Class: Class A3
Designer: Sir Nigel Gresley
Weight: 154 tons
Purpose: Express Passenger
Information: Although Class A3 locomotives were introduced in 1928; the reality is that they were all re-builds of earlier A1 locomotives dating back to 1922. The locomotives were intended to replace the ageing Ivatt 4-4-2’s on the East Coast Mainline between London and Newcastle. One member of the class “Flying Scotsman” is with-out doubt the world’s best known steam locomotive and certainly the most traveled.
Details: Class A3 locomotives were designed under the guidance of Sir Nigel Gresley, Chief Mechanical Engineer for the London North Eastern Railway (LNER). The class comprised a total of 79-members, most of which (52) were re-builds of the earlier Class A1 Pacifics. The class was designed to handle the ever increasing loads for express passenger service on the East Coast Mainline, replacing older Ivatt Atlantic class locomotives.
The A3 design expanded on earlier success of the A1 class by introducing a super-heated boiler, changes to the valve gear, and revised cylinders. The changes were necessary to enable even longer non-stop runs after the grouping of former GNR into the newly formed London North Eastern Railway (LNER). The modification also changed the driver’s position over to the left-side in to provide better driver visibility of track signals. The biggest visible distinguishing feature between the two classes was the new “banjo dome” atop the boiler. To many eyes the result was one of the finest looking steam locomotive designs in Britain.
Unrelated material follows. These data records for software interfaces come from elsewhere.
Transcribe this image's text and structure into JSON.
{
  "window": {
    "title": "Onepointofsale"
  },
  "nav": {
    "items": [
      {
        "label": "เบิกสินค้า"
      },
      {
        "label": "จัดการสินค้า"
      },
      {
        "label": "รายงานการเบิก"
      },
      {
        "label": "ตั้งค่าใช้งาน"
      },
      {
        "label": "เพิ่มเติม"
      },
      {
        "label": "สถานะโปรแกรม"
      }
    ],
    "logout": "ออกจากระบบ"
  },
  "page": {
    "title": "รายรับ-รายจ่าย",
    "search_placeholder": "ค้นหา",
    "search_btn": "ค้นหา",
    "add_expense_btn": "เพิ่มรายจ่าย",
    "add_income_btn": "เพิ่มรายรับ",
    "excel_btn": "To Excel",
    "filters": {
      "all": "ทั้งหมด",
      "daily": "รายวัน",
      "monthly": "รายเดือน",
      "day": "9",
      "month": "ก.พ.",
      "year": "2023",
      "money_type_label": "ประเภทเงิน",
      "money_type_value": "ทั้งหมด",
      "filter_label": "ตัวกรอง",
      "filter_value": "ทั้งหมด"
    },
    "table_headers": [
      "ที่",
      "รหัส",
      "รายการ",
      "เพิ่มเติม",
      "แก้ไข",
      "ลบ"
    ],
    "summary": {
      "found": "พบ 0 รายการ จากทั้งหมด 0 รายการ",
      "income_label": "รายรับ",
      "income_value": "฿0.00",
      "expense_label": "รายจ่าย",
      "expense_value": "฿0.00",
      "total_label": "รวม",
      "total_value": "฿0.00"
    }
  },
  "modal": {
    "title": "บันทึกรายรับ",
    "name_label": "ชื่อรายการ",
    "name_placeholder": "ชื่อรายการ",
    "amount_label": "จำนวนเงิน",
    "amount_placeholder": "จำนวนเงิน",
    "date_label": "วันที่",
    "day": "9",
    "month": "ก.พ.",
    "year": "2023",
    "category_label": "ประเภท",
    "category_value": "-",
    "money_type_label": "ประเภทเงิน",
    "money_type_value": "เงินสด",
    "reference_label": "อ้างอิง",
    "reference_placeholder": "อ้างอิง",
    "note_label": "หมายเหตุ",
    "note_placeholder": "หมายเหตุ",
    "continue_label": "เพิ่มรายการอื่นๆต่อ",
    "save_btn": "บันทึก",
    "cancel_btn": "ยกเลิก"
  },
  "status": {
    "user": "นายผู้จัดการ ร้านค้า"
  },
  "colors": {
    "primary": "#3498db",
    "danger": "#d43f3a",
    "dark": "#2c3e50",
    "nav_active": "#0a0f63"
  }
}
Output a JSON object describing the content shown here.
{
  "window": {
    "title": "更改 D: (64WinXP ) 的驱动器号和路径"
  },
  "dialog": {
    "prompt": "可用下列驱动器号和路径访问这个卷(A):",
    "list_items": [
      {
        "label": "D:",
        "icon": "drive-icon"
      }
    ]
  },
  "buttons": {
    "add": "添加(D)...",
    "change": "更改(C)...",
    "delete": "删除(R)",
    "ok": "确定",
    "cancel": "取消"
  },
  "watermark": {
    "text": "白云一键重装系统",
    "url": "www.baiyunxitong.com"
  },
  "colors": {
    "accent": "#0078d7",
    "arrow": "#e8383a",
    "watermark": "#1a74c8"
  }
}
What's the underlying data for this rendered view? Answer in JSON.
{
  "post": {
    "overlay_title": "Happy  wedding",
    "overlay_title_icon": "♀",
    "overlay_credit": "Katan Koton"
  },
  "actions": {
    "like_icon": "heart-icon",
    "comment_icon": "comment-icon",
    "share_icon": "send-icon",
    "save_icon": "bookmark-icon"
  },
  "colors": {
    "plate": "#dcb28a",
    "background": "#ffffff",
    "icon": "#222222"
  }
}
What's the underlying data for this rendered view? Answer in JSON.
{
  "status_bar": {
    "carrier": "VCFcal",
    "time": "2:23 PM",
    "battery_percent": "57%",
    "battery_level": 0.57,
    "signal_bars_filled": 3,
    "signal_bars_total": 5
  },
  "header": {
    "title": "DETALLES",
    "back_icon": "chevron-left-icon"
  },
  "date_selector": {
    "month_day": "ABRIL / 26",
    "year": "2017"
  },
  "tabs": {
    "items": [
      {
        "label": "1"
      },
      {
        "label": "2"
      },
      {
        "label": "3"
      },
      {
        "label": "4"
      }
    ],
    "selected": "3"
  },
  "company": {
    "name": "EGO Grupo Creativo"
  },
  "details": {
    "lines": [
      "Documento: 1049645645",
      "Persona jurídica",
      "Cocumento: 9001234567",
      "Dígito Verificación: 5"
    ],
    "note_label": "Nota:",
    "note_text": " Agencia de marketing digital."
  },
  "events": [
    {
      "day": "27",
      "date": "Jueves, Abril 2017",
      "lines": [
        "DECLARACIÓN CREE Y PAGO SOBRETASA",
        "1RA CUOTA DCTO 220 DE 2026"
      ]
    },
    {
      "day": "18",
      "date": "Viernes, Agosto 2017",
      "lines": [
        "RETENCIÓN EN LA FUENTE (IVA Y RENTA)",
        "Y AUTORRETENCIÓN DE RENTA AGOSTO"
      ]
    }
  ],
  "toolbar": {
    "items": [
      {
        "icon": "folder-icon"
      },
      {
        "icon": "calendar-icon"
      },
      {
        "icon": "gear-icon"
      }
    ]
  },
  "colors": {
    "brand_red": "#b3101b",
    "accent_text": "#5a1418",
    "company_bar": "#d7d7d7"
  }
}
The redesigned locomotives were capable of hauling the heavily loaded trains in excess of 100-mph.
Members of the A1 class were all built with large 8-wheel tenders in order to cope with long non-stop workings. By 1928, while members of the class were being converted to class A3 specifications, 10-members were provided with a new corridor style tender. This design enabled non-stop running from London’s Kings Cross through to Edinburgh Waverly, a distance of 392-miles.
Further improvements were made to members of the class through the 1950’s including a Kylchap chimney for improved exhaust and fitting of German style steam deflectors to rectify a deep rooted driver complaints concerning visibility. However, by the mid-1930’s the lessons learned from the top-link A1/A3’s were already being applied to the A4 design.
The locomotives, built in the LNER Doncaster works were all turned-out in lined LNER apple green livery. After nationalisation some members were repainted in the experimental Blue livery adopted by the newly formed British Railways. This colour was quickly superseded by the over-all British Railways Brunswick green lined livery that was maintained to the end. With their work being duplicated by new diesel designs, withdrawals began with 60104 Solario in 1959. Prince Palentine, 60052 was the last member to be withdrawn making it to January 1966.
Only one member of the class was to survive the breakers torch; “Flying Scotsman”. Although a total of 79-Class A3 locomotives were built, the one member of the class that always comes to the fore-front for enthusiasts and non-enthusiasts alike; 4472 “Flying Scotsman”. The name chosen for the second A1 locomotive built in 1923 was to be taken from the name-sake train for which the class was designed to haul. By 1963 the decision was made by British Railways to with-draw “Flying Scotsman” which in turn was taken into private ownership by Alan Pegler. At that time there was no reason to believe that due to politics and business that “Flying Scotsman” was to become a world traveler. It was not unknown for key British locomotives to tour The United States prior to World War 2; but under private owner-ship “Flying Scotsman” toured the States and Canada on an extended trip during 1969 and 1970; where it became a financial burden to her owner. Parts of the train were eventually scrapped in the States. One feature of the train was the Pullman observation car that escaped the torch only to be repatriated with the home country in the 1980’s. By 1973 the locomotive “Flying Scotsman” was repatriated and after running many steam specials through-out Britain was soon to embark on another tour; this time Australia during 1988 and 1989.
This world traveler has amassed over two-million miles during her life time. Finally in 2004 the decision was made to add the only A3 survivor to the National Railway Museum collection in York. At the time of writing the locomotive is under-going a thorough restoration process and will hopefully once again take to the mainline like the proud thorough-bred she is.